For students who plan to be in-person, however, the University must reconsider its unofficially announced planned campus transportation, especially the bus routes connecting Central and North Campus. Continuing pandemic bus routes on North Campus means using satellite bus routes to travel, such as the Bursley-Baits Loop which is largely unused by students due to its inconvenience. Thus, requiring residents of the sprawling North Campus to board the Campus Connector at the single stop of Pierpont Commons (which they must walk a considerable distance to, especially in the winter) leaves students without necessary transportation. With thousands of North Campus residents potentially crowding at the single bus stop in order to get to classes on Central Campus, questions of timeliness for classes, accessibility and social distancing requirements at the bus stop arise. Frankly, expecting students to make the trek alone at night up the icy hills on North Campus shows disregard for student safety.

Thousands of students live on North Campus, including many freshmen; while unaware of the bus system, these students will have to take the bus to Central Campus, where many, if not all, of their classes are held. When classes were remote, the University provided satellite bus lines that went to different parts of North Campus — for a semester that is in-person, the lack of mandatory transportation to different parts of campus will inevitably create extreme traffic at Pierpont Commons, as well as a variety of other issues that affect student life. For the University to take away students’ only method of transportation to necessary classes, events and other tasks will severely alter North Campus for the worse. If the University plans to be in-person, it cannot leave students on North Campus out. We hope to see this reflected in their finalized transit plans.

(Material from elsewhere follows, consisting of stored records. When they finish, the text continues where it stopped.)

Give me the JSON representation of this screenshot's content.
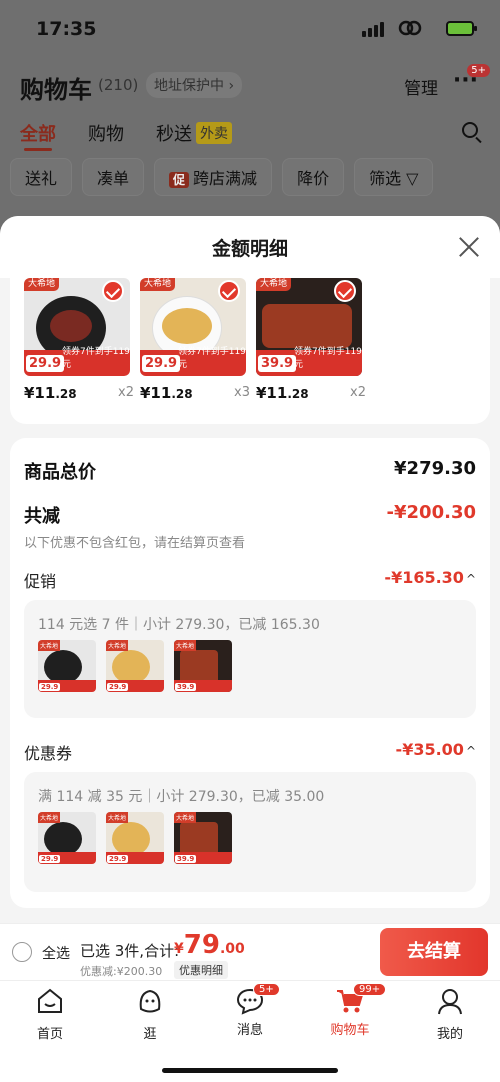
{
  "status_bar": {
    "time": "17:35"
  },
  "background_page": {
    "title": "购物车",
    "count": "(210)",
    "address": "地址保护中 ›",
    "manage": "管理",
    "more_badge": "5+",
    "tabs": [
      "全部",
      "购物",
      "秒送"
    ],
    "takeout_tag": "外卖",
    "chips": [
      "送礼",
      "凑单",
      "跨店满减",
      "降价",
      "筛选 ▽"
    ],
    "promo_tag": "促"
  },
  "sheet": {
    "title": "金额明细",
    "products": [
      {
        "brand": "大希地",
        "price_tag": "29.9",
        "coupon": "领券7件到手119元",
        "unit_price": "¥11",
        "unit_dec": ".28",
        "qty": "x2",
        "color": "#3b2a25",
        "plate": "#7a2a22"
      },
      {
        "brand": "大希地",
        "price_tag": "29.9",
        "coupon": "领券7件到手119元",
        "unit_price": "¥11",
        "unit_dec": ".28",
        "qty": "x3",
        "color": "#e9e0d2",
        "plate": "#e5b95e"
      },
      {
        "brand": "大希地",
        "price_tag": "39.9",
        "coupon": "领券7件到手119元",
        "unit_price": "¥11",
        "unit_dec": ".28",
        "qty": "x2",
        "color": "#3a2a22",
        "plate": "#9b3a22"
      }
    ],
    "goods_total_label": "商品总价",
    "goods_total_value": "¥279.30",
    "discount_label": "共减",
    "discount_value": "-¥200.30",
    "discount_note": "以下优惠不包含红包，请在结算页查看",
    "promo_label": "促销",
    "promo_value": "-¥165.30",
    "promo_desc": "114 元选 7 件｜小计 279.30，已减 165.30",
    "mini_prices": [
      "29.9",
      "29.9",
      "39.9"
    ],
    "coupon_label": "优惠券",
    "coupon_value": "-¥35.00",
    "coupon_desc": "满 114 减 35 元｜小计 279.30，已减 35.00"
  },
  "checkout": {
    "select_all": "全选",
    "selected_text": "已选 3件,合计:",
    "total_currency": "¥",
    "total_int": "79",
    "total_dec": ".00",
    "saved_text": "优惠减:¥200.30",
    "detail_label": "优惠明细",
    "pay_label": "去结算"
  },
  "tabbar": {
    "items": [
      {
        "label": "首页"
      },
      {
        "label": "逛"
      },
      {
        "label": "消息",
        "badge": "5+"
      },
      {
        "label": "购物车",
        "badge": "99+"
      },
      {
        "label": "我的"
      }
    ]
  },
  "colors": {
    "accent": "#e0392b",
    "dim_bg": "#6f6f6f"
  }
}
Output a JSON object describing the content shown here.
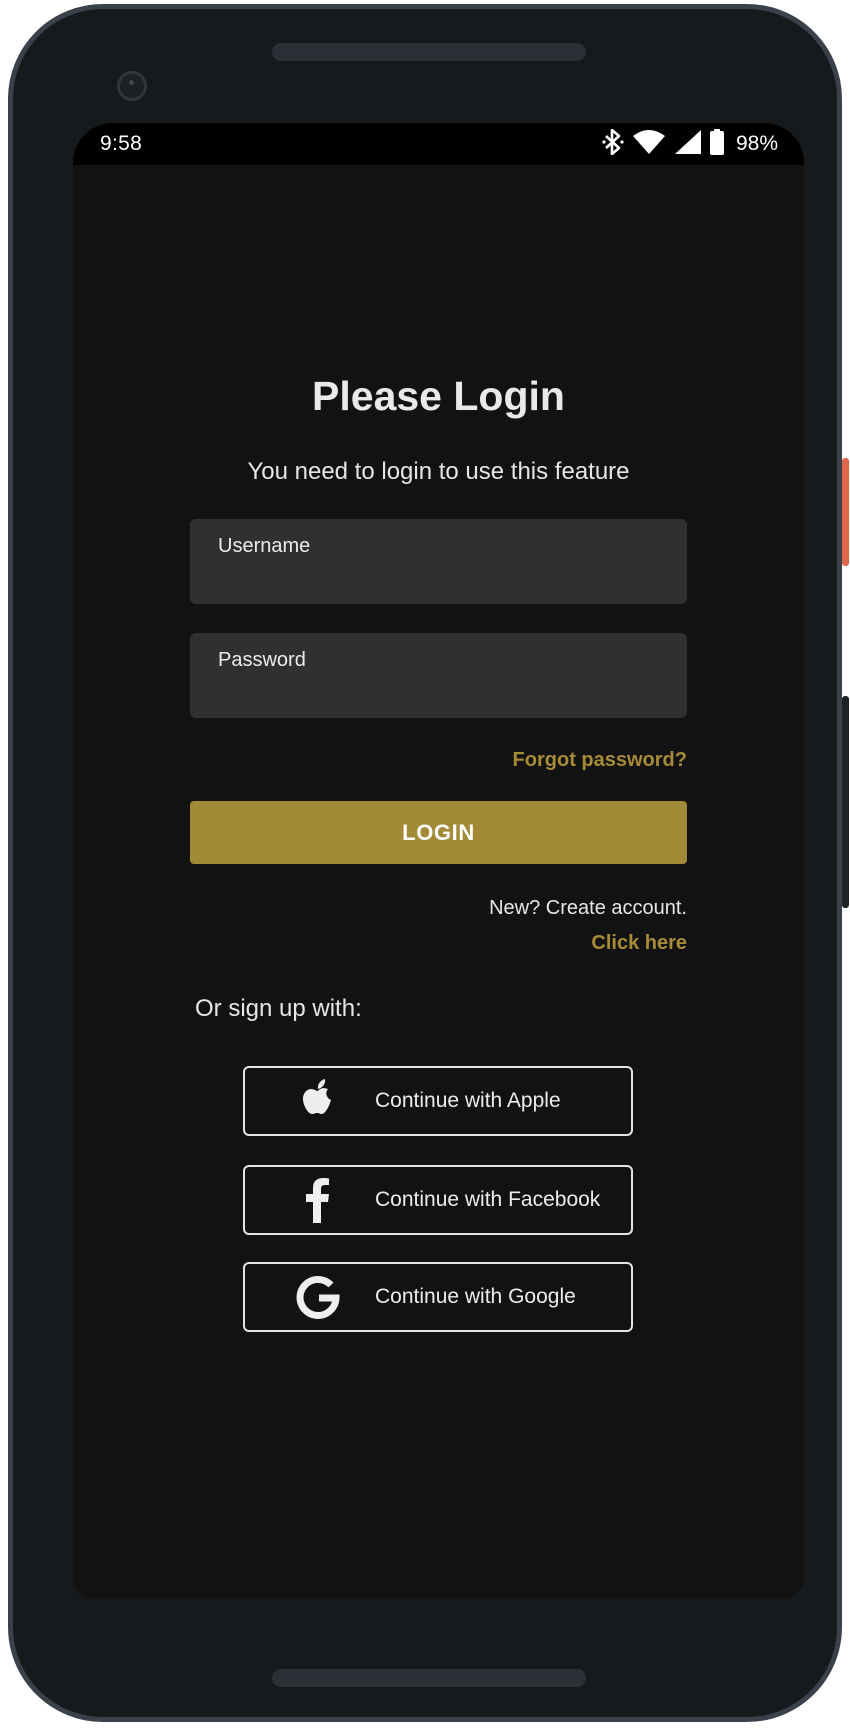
{
  "status_bar": {
    "time": "9:58",
    "battery": "98%",
    "icons": [
      "bluetooth-icon",
      "wifi-icon",
      "cellular-signal-icon",
      "battery-icon"
    ]
  },
  "login": {
    "title": "Please Login",
    "subtitle": "You need to login to use this feature",
    "username_label": "Username",
    "password_label": "Password",
    "forgot_password": "Forgot password?",
    "login_button": "LOGIN",
    "new_account_text": "New? Create account.",
    "click_here": "Click here",
    "signup_label": "Or sign up with:"
  },
  "social": {
    "apple": "Continue with Apple",
    "facebook": "Continue with Facebook",
    "google": "Continue with Google"
  },
  "colors": {
    "background": "#121212",
    "accent": "#a38a36",
    "field": "#303030",
    "text": "#e6e6e6"
  }
}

Ultimately, while things are looking optimistic for this coming semester in comparison to last year, that optimism should be tempered with caution and realism. The pandemic isn’t over yet and current data on the disease are illustrating that vaccination and masks are still abundantly necessary. We appreciate the University’s updated COVID-19 policies, but also remind them that they are still earning back the student body’s trust after their failures last year. And on the student experience front, the unofficial bus plans don’t provide a promising outlook. As for students: Get vaccinated and report it before the fall, stock up on masks and be willing to test the water no matter how tempting it may be to dive straight in.